The clock is ticking for Algonquin Township officials.
A paragraph in a $40,000 settlement agreement getting the road district out of a public records lawsuit from a downstate watchdog group gave the township board 10 days after its Oct. 10 meeting to audit the payment, according to a copy of the agreement obtained by the Northwest Herald using the Freedom of Information Act.
“In that the Board of Trustees shall refuse to audit the payment referenced in this paragraph, the amount of the settlement shall increase at a rate of $5,000 per month until paid in full,” the settlement reads.
Before township officials can audit the payment to the Edgar County Watchdogs, they must call a special meeting to transfer money into Highway Commissioner Andrew Gasser’s legal fees budget.
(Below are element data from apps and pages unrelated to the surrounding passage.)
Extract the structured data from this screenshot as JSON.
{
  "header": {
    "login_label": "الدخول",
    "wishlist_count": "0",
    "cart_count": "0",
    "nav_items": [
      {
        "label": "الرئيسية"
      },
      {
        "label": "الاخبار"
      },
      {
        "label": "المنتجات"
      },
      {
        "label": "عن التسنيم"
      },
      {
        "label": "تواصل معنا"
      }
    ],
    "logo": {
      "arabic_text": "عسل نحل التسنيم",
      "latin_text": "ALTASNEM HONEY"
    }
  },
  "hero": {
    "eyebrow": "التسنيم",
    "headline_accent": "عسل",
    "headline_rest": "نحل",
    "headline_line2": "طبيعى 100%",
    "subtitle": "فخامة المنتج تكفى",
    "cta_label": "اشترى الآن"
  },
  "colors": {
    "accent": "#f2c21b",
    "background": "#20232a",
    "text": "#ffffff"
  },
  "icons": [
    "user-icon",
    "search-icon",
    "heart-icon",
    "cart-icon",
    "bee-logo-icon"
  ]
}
Paying the bill without doing so would put the road district $4,000 over his $150,000 budget, Supervisor Charles Lutzow said.
Gasser could not be reached for comment on this story.
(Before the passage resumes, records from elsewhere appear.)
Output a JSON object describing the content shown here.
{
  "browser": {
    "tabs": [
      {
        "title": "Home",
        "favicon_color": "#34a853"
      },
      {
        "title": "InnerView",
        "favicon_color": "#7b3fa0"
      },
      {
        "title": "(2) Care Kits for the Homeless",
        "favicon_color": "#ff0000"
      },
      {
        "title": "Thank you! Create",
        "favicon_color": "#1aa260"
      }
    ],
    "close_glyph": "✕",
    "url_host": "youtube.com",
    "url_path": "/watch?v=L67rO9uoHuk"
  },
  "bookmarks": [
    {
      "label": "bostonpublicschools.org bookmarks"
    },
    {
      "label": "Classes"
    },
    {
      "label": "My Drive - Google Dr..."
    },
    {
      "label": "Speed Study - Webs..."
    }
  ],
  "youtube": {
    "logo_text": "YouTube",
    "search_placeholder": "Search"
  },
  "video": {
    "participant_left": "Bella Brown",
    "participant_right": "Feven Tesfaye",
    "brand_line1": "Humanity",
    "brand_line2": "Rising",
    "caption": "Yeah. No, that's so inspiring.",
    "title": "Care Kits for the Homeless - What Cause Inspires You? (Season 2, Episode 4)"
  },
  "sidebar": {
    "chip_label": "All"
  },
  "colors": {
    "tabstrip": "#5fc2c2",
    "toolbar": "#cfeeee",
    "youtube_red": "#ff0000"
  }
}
Township officials have not yet scheduled a special meeting to sort out Gasser’s legal budget.
Road district attorney Robert Hanlon negotiated the settlement deal with Crystal Lake attorney Denise Ambroziak to pay $40,000 to take the road district out of the lawsuit.
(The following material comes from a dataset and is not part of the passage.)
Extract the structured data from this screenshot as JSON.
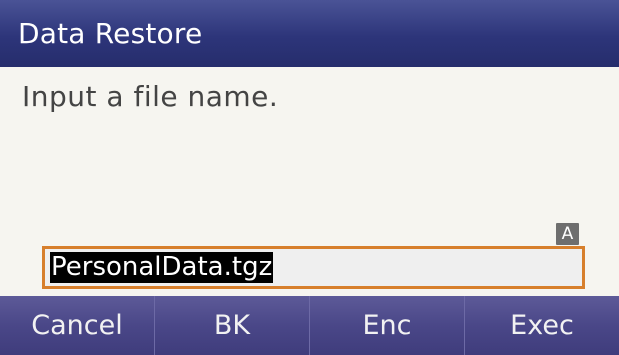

Township officials still are tied to the lawsuit. The April complaint alleges the governments did not comply with the Freedom of Information Act on 16 occasions.
If the Edgar County Watchdogs win in court, the township must pay for lawyer’s fees and could face fines up to $5,000 for each FOIA violation.